When modeling an object, it is extremely useful to use reference. Typically your reference will be an image, which requires another program besides Maya to view. Switching between Maya and the image will quickly become a hassle. However, it is possible to import an image directly into Maya, which allows you to use it as a guide for modeling. These images are called image planes because they appear as a plane in the camera view.
The first step to setting up image planes is making sure your reference images are aligned correctly. Most explicit modeling reference will include a front, side, and possibly top and back view. We will be using a front and side view in this exercise.
We will begin our alignment in Photoshop. First create a new image that is large enough to hold the two views (6000 x 2000 in this case). Copy the two images into the blank image and position them as shown below. Note that the top of the head and the chin do not line up yet. You can create helpful guidelines by clicking on a ruler at the top and side of the window and dragging down. If you do not see the rulers go to View &rarr Rulers (Ctrl-r). You can adjust the position of the guidelines by using the Move Tool (m). Drag them off the screen to remove them.
We need to adjust one of the heads so that they match. We will adjust the one on the right in this example. Scale the head so that the top of the head and bottom of the chin match the guidelines from the other image. You can scale an image by doing Edit → Free Transform (Ctrl-t) in the image's layer. Drag the corners of the control box to scale the image, but be sure to hold Shift when doing this to maintain the image's proportions.
Once the images are aligned, remove the guidelines and crop off any white space on the top and bottom of the image using the Crop Tool (c). We can now extract the properly aligned front and side views. Copy each head into a new image. The red lines in the image below give you a general idea where to select. Make sure that the height of the two new images are the same. Save these files as "side_view.jpg" and "front_view.jpg" and put them in a readily accessible location.
Now open Maya. To create the reference planes, first uncheck "Interactive Creation" in the Create → Polygon Primitives menu. This should be unchecked temporarily because we want Maya to create a square plane for us.
Create → Polygon Primitives → Plane
Press "f" to frame the selection
Press "6" to view the plane in smooth shaded view with texture. It should look the same as it did before.
In the Channel Box, change the name from pPlane1 to "front_plane"
Right click on the polygon plane and click on "Assign New Material..." in the menu
In the window that appears, press "Lambert"
In the Attribute Editor (Ctrl + a) rename the material from "lambert2" to "front_material"
NOTE: If the material does not show up, right click on the plane and choose "Material Attributes..."
Click the checker box next to the Color attribute
In the window that appears, choose "File"
In the Attribute Editor, click on the file button next to the "Image Name" field and browse to your front image.

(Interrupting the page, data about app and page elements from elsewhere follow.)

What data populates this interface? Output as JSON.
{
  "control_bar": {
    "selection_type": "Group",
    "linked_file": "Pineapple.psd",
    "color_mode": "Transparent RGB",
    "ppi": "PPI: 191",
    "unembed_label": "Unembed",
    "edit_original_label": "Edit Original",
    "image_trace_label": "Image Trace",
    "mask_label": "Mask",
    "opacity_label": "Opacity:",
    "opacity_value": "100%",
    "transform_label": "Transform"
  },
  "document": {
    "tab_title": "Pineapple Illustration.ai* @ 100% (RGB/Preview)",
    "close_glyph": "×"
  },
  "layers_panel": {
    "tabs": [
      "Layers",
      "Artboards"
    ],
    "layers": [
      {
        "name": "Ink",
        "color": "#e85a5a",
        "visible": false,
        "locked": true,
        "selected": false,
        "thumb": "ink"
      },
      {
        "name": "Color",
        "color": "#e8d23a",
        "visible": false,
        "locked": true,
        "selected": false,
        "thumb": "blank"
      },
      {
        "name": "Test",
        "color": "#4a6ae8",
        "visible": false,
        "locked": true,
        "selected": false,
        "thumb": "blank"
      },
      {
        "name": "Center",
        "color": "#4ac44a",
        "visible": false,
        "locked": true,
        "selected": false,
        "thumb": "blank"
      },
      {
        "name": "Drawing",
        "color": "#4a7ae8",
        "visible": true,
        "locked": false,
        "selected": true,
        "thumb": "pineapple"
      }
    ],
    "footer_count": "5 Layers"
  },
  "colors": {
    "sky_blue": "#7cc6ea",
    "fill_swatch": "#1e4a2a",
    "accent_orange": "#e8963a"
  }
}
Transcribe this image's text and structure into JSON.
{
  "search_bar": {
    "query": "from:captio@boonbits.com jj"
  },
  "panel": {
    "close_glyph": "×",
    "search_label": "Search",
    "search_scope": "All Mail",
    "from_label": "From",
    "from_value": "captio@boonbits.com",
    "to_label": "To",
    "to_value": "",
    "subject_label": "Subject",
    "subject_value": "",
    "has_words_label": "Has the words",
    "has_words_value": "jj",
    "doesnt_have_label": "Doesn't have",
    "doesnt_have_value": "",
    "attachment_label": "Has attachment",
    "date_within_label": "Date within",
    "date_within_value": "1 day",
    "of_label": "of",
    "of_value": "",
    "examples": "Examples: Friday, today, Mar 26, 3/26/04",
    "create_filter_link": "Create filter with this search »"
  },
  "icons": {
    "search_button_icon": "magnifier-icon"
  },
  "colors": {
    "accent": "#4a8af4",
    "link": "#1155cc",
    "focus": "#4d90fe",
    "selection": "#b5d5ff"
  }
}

NOTE: If this does not show up, right click on the plane and choose "Material Attributes..." This should bring you back to the material. Now click on the arrow with the black box around it next to Color to access this tab.

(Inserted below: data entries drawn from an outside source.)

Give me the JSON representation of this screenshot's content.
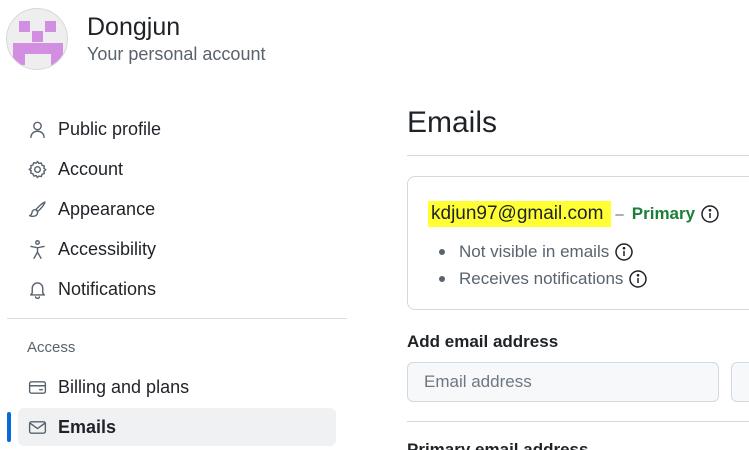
{
  "header": {
    "name": "Dongjun",
    "subtitle": "Your personal account"
  },
  "sidebar": {
    "items": [
      {
        "label": "Public profile",
        "icon": "person-icon"
      },
      {
        "label": "Account",
        "icon": "gear-icon"
      },
      {
        "label": "Appearance",
        "icon": "paintbrush-icon"
      },
      {
        "label": "Accessibility",
        "icon": "accessibility-icon"
      },
      {
        "label": "Notifications",
        "icon": "bell-icon"
      }
    ],
    "access_heading": "Access",
    "access_items": [
      {
        "label": "Billing and plans",
        "icon": "credit-card-icon"
      },
      {
        "label": "Emails",
        "icon": "mail-icon",
        "active": true
      }
    ]
  },
  "main": {
    "title": "Emails",
    "email": {
      "address": "kdjun97@gmail.com",
      "separator": "–",
      "status": "Primary",
      "details": [
        "Not visible in emails",
        "Receives notifications"
      ]
    },
    "add_email": {
      "label": "Add email address",
      "placeholder": "Email address"
    },
    "next_section_heading": "Primary email address"
  },
  "colors": {
    "accent": "#0969da",
    "primary_green": "#1a7f37",
    "highlight": "#ffff33",
    "active_bg": "#eff1f3"
  }
}
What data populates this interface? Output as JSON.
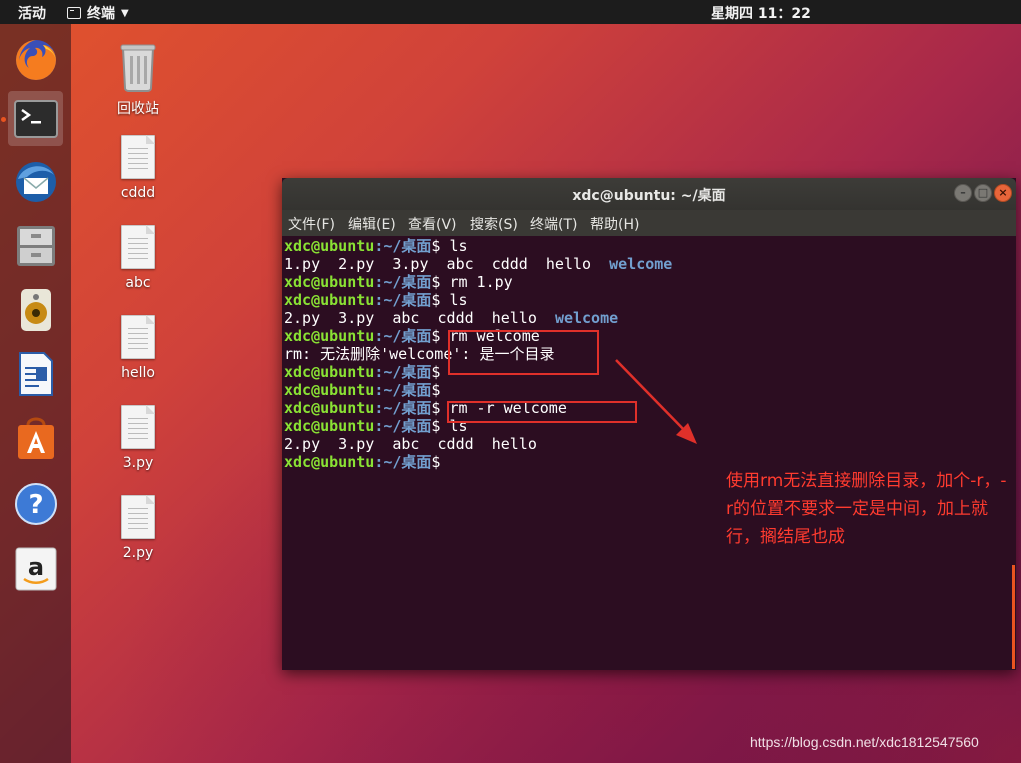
{
  "topbar": {
    "activities": "活动",
    "app_menu": "终端",
    "clock": "星期四 11：22"
  },
  "dock": {
    "items": [
      "firefox-icon",
      "terminal-icon",
      "thunderbird-icon",
      "files-icon",
      "rhythmbox-icon",
      "libreoffice-writer-icon",
      "software-center-icon",
      "help-icon",
      "amazon-icon"
    ],
    "accent": "#e95420"
  },
  "desktop": {
    "icons": [
      {
        "label": "回收站"
      },
      {
        "label": "cddd"
      },
      {
        "label": "abc"
      },
      {
        "label": "hello"
      },
      {
        "label": "3.py"
      },
      {
        "label": "2.py"
      }
    ]
  },
  "terminal": {
    "title": "xdc@ubuntu: ~/桌面",
    "menu": [
      "文件(F)",
      "编辑(E)",
      "查看(V)",
      "搜索(S)",
      "终端(T)",
      "帮助(H)"
    ],
    "prompt_user": "xdc@ubuntu",
    "prompt_path": ":~/桌面",
    "lines": [
      {
        "type": "prompt",
        "cmd": "$ ls"
      },
      {
        "type": "out",
        "text": "1.py  2.py  3.py  abc  cddd  hello  ",
        "dir": "welcome"
      },
      {
        "type": "prompt",
        "cmd": "$ rm 1.py"
      },
      {
        "type": "prompt",
        "cmd": "$ ls"
      },
      {
        "type": "out",
        "text": "2.py  3.py  abc  cddd  hello  ",
        "dir": "welcome"
      },
      {
        "type": "prompt",
        "cmd": "$ rm welcome"
      },
      {
        "type": "out",
        "text": "rm: 无法删除'welcome': 是一个目录",
        "dir": ""
      },
      {
        "type": "prompt",
        "cmd": "$"
      },
      {
        "type": "prompt",
        "cmd": "$"
      },
      {
        "type": "prompt",
        "cmd": "$ rm -r welcome"
      },
      {
        "type": "prompt",
        "cmd": "$ ls"
      },
      {
        "type": "out",
        "text": "2.py  3.py  abc  cddd  hello",
        "dir": ""
      },
      {
        "type": "prompt",
        "cmd": "$"
      }
    ]
  },
  "annotation": {
    "note": "使用rm无法直接删除目录，加个-r，-r的位置不要求一定是中间，加上就行，搁结尾也成",
    "color": "#e0302a"
  },
  "watermark": "https://blog.csdn.net/xdc1812547560"
}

The image should appear on the plane like so.
Select the front_plane that we created
Press "w" to activate the move tool.
Click and drag the blue arrow until the bottom of the image lines up with the origin
Now we want to move the pivot point. This is the point from which the plane rotates. As it is currently, the pivot is in the middle of the plane, but that is not helpful to us.
To move the pivot point, hold down "d" AND "x" at the same time. This will move the allow us to move the pivot of the plane by snapping it to the origin.
While holding those keys, click the middle of the circle and drag it toward the origin so that it will snap to it.
We can now rotate the image the way that we want it, so access the rotate tool by pressing "e"
Go into the Channel Box and type in "90" to the Rotate X field
Move the front_plane back on the Z-axis
Delete the History. This will help to keep the scene clean.
With the front_plane selected, press Edit → Delete By Type → History
Repeat steps 1 - 3 for the side view image. This time the image should be rotated so that it is aligned with the side camera.
In the Channel Box, type in "90" to the Rotate X field and "90" in the Rotate Y field.
For the side image, it will also be moved back on the X-axis
When this is done, it should look something like this
Select both front_plane and side_plane and press "Ctrl + g"
In the Outliner a new object called "group1" will appear. Inside will be the two planes.
Rename "group1" to "reference_grp"
Right now your images are only only unit wide on the Grid. This will make using certain tools in Maya difficult, because you'll be working at a very minute scale.
In order to fix this, just grab the "reference_grp" in your Outliner and scale it up til it's about this size:
In the Outliner, click on the plus icon next to "reference_grp" to expand it. front_plane and side_plane should be visible
Shift select both of them
With the planes selected, go into the Channel Box/Layer Editor tab. At the bottom, click on the new layer button as shown below.
Double click on the new "layer1" that appears
Rename it to "reference_lyr"
Set display type to "Reference"
The reason why we want to set this layer to reference is that, as you work, it may be frustrating if you constantly keep clicking on the images when you don't mean to. By setting this layer to Reference, even if you click on it, nothing will happen.
If you do, for instance, need to move the images, feel free to change it back to "Normal"
You now know how to create and align reference planes. Continue on to the other exercises to learn more about the basics of Maya.